Movie Review: Shaolin

‘Shaolin’ is a 2011 Chinese martial arts film built on the simple story of a violent man who finds redemption at the Shaolin temple.

Quite a change from your typical kung fu movie, ‘Shaolin’ only has a few (but beautifully choreographed) action scenes, and is more of a story about a man finding peace than it is about fighting.

 

Set around the Shaolin Temple in Dengfeng, the ‘movie temple’ was actually built in Zhejiang and cost 10 million yuan (US$1.47 million) to avoid damaging the actual temple.

 

Featuring Andy Lau in a focused and energetic performance as warlord Hou Jie, his character development arc is the true focus of the film, and adds depth to a somewhat predictable storyline.

 

shaolin-film-images-30f09099-9dd2-4b37-8030-f045770d211

One of Hong Kong’s most commercially successful actors, Andy Lau has been able to maintain a highly successful singing career at the same time.

 

There are also a number of notable performances from Nicholas Tse (Cao Man), Fan Bingbing (Yan Xi) – as well as a small role for Jackie Chan who lights up the screen as a wonderfully warm ‘cook’.

 

chanchef

It’s great to see Jackie Chan playing a lighter character, and you can tell he had a lot of fun doing it.

 

Although this is by no means a remarkable film in the kung fu genre, I recommend ‘Shaolin’ simply on the basis of it’s conviction, thoughtfulness and skill.

 

There is a well-rounded sense of Shaolin life in the film; from buddhist philosophy to kung fu to meditation and the pursuit of enlightenment.

 

Kids warning: There is not a lot of violence in the film, but I will give it a violence warning for it’s level of ‘graphicness’.

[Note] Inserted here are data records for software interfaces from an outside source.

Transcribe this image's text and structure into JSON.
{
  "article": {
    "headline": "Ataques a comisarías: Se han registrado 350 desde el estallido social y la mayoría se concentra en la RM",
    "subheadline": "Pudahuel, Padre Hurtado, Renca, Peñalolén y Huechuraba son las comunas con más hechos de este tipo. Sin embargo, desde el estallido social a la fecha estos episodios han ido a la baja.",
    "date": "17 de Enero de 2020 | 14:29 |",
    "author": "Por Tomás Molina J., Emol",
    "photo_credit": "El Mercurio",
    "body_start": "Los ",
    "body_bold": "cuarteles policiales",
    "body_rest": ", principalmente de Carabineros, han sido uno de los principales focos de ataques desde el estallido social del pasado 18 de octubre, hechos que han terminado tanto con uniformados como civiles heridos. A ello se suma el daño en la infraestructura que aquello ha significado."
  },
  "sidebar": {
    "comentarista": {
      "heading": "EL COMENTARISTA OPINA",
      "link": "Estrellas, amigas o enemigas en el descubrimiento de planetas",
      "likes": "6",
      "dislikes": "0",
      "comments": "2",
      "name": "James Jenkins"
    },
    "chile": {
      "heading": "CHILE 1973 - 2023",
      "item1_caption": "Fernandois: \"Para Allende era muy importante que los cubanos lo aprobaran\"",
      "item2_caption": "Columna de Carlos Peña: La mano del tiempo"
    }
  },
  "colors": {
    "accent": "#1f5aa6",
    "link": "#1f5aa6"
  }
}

Subtitled in English and available on Netflix, here’s the official trailer for you to check out:

 

No comments yet.

Sorry, the comment form is closed at this time.